Through months of rehearsals, and hours practicing at home, I became more comfortable with the music. The lyrics, music and choreography started to come to me more easily, and I was surprised at how much I remembered by heart at later rehearsals. Wednesdays became my favorite day of the week, and though I was exhausted from working 50-60 hour weeks rehearsals became a second wind. When we started our final rehearsals at the performance venue, the National Underground Railroad Freedom Center, it hit me that this was the real deal. Audio engineers were adjusting microphones and monitor speakers. There was a true stage lit up with lights, and empty seats awaiting an audience. It all started to become real.

The night of our first performance arrived. I remember waiting in the wing, stage left, lined up with the rest of the guys awaiting our entrance. I thanked my buddies who helped me up to that point with hugs all around. Then we walked out on the stage. I saw the sea of people and the bright lights over us, and I felt no nervousness, no fear. We began to sing, “Personent Hodie” and I felt sheer joy and excitement flood over me. At that moment, I knew this is what I was meant to do. All the doubts my father cast growing up were gone, and in my heart of hearts I felt alive. As the performance went on I felt a rush as the audience smiled, laughed and eventually applauded. I was an entertainer, and I loved it.

When I first listened to the recording of the concert, I cried. It felt unreal, but it was truly us. I almost thought audience members were paying us lip service afterward when they approached and told us how amazing our performance was. They weren’t; we were good. Really, really good. I’m so proud, honored and grateful to have been a part of it. I’m excited to continue on to the next concert in the season, maybe even working up the courage to try for a solo.

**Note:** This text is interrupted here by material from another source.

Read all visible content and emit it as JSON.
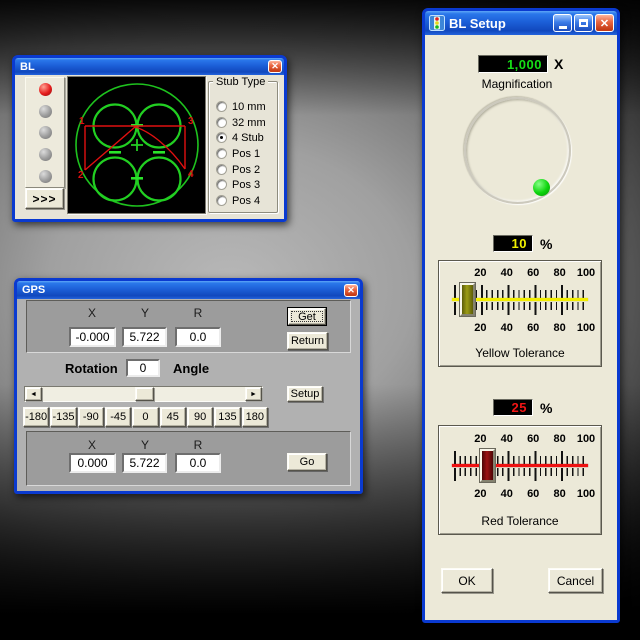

The Cincinnati Men’s Chorus afforded me an opportunity to find my passion in life and pursue it. I may never be a professional singer, and my life will continue on as before, but each time I walk into a rehearsal and onto that stage my dream is coming true. The people I’ve met and the experiences have been amazing, beyond measure. I still dream a bit, just with a more conviction. Maybe one day, I’ll still front a band or light up a stage on Broadway. But for now, this is my new reality, and for that to the Chorus, I say thank you.

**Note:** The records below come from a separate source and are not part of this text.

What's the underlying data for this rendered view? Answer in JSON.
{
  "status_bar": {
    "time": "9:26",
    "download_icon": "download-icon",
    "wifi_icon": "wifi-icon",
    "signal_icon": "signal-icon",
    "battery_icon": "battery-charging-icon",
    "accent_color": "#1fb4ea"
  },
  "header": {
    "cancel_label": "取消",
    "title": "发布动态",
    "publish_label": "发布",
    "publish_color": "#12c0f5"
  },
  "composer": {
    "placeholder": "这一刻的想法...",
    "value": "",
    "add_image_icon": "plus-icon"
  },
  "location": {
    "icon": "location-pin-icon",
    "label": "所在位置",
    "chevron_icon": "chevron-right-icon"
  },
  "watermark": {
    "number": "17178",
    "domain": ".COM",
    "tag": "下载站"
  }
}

Will Taylor is in his second season singing as a baritone with the Cincinnati Men’s Chorus.